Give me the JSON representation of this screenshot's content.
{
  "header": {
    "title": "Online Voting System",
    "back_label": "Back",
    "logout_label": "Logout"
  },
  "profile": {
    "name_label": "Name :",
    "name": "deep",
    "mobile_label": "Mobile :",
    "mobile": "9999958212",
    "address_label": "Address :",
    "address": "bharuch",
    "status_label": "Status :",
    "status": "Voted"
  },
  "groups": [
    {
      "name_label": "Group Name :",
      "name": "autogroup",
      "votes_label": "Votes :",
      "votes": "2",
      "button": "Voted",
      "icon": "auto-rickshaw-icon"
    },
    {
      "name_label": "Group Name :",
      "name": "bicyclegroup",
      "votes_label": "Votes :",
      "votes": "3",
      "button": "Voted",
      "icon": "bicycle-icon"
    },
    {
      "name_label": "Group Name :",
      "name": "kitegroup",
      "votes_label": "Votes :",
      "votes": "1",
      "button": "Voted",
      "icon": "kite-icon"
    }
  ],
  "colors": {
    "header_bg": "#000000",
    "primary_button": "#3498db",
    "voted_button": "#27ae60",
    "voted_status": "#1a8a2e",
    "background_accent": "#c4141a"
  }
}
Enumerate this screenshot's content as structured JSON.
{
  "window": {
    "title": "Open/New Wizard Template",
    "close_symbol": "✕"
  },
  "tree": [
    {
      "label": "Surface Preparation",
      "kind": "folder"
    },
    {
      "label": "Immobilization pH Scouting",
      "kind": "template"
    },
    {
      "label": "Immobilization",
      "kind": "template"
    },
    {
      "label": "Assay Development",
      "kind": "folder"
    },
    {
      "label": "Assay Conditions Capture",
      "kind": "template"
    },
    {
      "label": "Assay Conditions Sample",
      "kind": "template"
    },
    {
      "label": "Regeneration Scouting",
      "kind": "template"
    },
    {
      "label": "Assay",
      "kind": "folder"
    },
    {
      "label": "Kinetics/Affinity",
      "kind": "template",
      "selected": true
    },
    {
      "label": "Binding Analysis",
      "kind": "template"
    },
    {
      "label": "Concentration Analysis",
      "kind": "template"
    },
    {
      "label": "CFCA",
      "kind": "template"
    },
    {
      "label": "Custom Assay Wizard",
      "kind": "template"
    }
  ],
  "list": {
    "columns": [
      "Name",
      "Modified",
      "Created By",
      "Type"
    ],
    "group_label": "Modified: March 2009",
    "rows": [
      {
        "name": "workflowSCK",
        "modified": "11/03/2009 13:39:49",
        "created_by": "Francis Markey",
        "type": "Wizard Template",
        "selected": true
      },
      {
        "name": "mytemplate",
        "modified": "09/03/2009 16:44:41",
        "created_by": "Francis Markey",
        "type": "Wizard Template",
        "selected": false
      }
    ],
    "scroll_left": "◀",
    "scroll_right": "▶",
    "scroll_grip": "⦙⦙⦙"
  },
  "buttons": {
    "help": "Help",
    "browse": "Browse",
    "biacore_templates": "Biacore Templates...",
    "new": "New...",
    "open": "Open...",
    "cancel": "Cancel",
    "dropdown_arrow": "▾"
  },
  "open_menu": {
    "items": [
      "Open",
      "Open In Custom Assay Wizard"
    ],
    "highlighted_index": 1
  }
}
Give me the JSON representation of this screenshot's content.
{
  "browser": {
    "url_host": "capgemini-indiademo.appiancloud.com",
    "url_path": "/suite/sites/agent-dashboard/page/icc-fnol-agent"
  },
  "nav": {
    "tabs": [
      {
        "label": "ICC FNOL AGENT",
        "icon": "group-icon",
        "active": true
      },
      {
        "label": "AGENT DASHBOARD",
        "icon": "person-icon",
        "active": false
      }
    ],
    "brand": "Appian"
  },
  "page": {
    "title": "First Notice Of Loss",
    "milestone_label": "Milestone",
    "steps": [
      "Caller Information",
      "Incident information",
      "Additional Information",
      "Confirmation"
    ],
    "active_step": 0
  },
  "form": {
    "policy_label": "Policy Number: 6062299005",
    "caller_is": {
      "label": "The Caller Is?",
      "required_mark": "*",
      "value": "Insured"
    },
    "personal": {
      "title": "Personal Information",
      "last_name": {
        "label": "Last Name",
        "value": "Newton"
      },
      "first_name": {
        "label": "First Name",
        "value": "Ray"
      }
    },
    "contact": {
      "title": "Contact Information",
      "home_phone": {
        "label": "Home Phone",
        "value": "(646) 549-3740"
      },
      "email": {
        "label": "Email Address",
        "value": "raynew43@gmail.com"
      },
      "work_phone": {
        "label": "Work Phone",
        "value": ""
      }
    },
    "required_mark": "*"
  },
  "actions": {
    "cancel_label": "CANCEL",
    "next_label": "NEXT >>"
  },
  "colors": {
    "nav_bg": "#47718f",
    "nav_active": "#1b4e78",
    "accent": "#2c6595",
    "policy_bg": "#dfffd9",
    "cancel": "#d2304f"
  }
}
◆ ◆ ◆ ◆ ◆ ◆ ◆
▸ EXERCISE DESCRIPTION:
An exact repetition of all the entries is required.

▸ TASK RESPONSE:
Give me the JSON representation of this screenshot's content.
{
  "header": {
    "title": "Online Voting System",
    "back_label": "Back",
    "logout_label": "Logout"
  },
  "profile": {
    "name_label": "Name :",
    "name": "deep",
    "mobile_label": "Mobile :",
    "mobile": "9999958212",
    "address_label": "Address :",
    "address": "bharuch",
    "status_label": "Status :",
    "status": "Voted"
  },
  "groups": [
    {
      "name_label": "Group Name :",
      "name": "autogroup",
      "votes_label": "Votes :",
      "votes": "2",
      "button": "Voted",
      "icon": "auto-rickshaw-icon"
    },
    {
      "name_label": "Group Name :",
      "name": "bicyclegroup",
      "votes_label": "Votes :",
      "votes": "3",
      "button": "Voted",
      "icon": "bicycle-icon"
    },
    {
      "name_label": "Group Name :",
      "name": "kitegroup",
      "votes_label": "Votes :",
      "votes": "1",
      "button": "Voted",
      "icon": "kite-icon"
    }
  ],
  "colors": {
    "header_bg": "#000000",
    "primary_button": "#3498db",
    "voted_button": "#27ae60",
    "voted_status": "#1a8a2e",
    "background_accent": "#c4141a"
  }
}
Enumerate this screenshot's content as structured JSON.
{
  "window": {
    "title": "Open/New Wizard Template",
    "close_symbol": "✕"
  },
  "tree": [
    {
      "label": "Surface Preparation",
      "kind": "folder"
    },
    {
      "label": "Immobilization pH Scouting",
      "kind": "template"
    },
    {
      "label": "Immobilization",
      "kind": "template"
    },
    {
      "label": "Assay Development",
      "kind": "folder"
    },
    {
      "label": "Assay Conditions Capture",
      "kind": "template"
    },
    {
      "label": "Assay Conditions Sample",
      "kind": "template"
    },
    {
      "label": "Regeneration Scouting",
      "kind": "template"
    },
    {
      "label": "Assay",
      "kind": "folder"
    },
    {
      "label": "Kinetics/Affinity",
      "kind": "template",
      "selected": true
    },
    {
      "label": "Binding Analysis",
      "kind": "template"
    },
    {
      "label": "Concentration Analysis",
      "kind": "template"
    },
    {
      "label": "CFCA",
      "kind": "template"
    },
    {
      "label": "Custom Assay Wizard",
      "kind": "template"
    }
  ],
  "list": {
    "columns": [
      "Name",
      "Modified",
      "Created By",
      "Type"
    ],
    "group_label": "Modified: March 2009",
    "rows": [
      {
        "name": "workflowSCK",
        "modified": "11/03/2009 13:39:49",
        "created_by": "Francis Markey",
        "type": "Wizard Template",
        "selected": true
      },
      {
        "name": "mytemplate",
        "modified": "09/03/2009 16:44:41",
        "created_by": "Francis Markey",
        "type": "Wizard Template",
        "selected": false
      }
    ],
    "scroll_left": "◀",
    "scroll_right": "▶",
    "scroll_grip": "⦙⦙⦙"
  },
  "buttons": {
    "help": "Help",
    "browse": "Browse",
    "biacore_templates": "Biacore Templates...",
    "new": "New...",
    "open": "Open...",
    "cancel": "Cancel",
    "dropdown_arrow": "▾"
  },
  "open_menu": {
    "items": [
      "Open",
      "Open In Custom Assay Wizard"
    ],
    "highlighted_index": 1
  }
}
Give me the JSON representation of this screenshot's content.
{
  "browser": {
    "url_host": "capgemini-indiademo.appiancloud.com",
    "url_path": "/suite/sites/agent-dashboard/page/icc-fnol-agent"
  },
  "nav": {
    "tabs": [
      {
        "label": "ICC FNOL AGENT",
        "icon": "group-icon",
        "active": true
      },
      {
        "label": "AGENT DASHBOARD",
        "icon": "person-icon",
        "active": false
      }
    ],
    "brand": "Appian"
  },
  "page": {
    "title": "First Notice Of Loss",
    "milestone_label": "Milestone",
    "steps": [
      "Caller Information",
      "Incident information",
      "Additional Information",
      "Confirmation"
    ],
    "active_step": 0
  },
  "form": {
    "policy_label": "Policy Number: 6062299005",
    "caller_is": {
      "label": "The Caller Is?",
      "required_mark": "*",
      "value": "Insured"
    },
    "personal": {
      "title": "Personal Information",
      "last_name": {
        "label": "Last Name",
        "value": "Newton"
      },
      "first_name": {
        "label": "First Name",
        "value": "Ray"
      }
    },
    "contact": {
      "title": "Contact Information",
      "home_phone": {
        "label": "Home Phone",
        "value": "(646) 549-3740"
      },
      "email": {
        "label": "Email Address",
        "value": "raynew43@gmail.com"
      },
      "work_phone": {
        "label": "Work Phone",
        "value": ""
      }
    },
    "required_mark": "*"
  },
  "actions": {
    "cancel_label": "CANCEL",
    "next_label": "NEXT >>"
  },
  "colors": {
    "nav_bg": "#47718f",
    "nav_active": "#1b4e78",
    "accent": "#2c6595",
    "policy_bg": "#dfffd9",
    "cancel": "#d2304f"
  }
}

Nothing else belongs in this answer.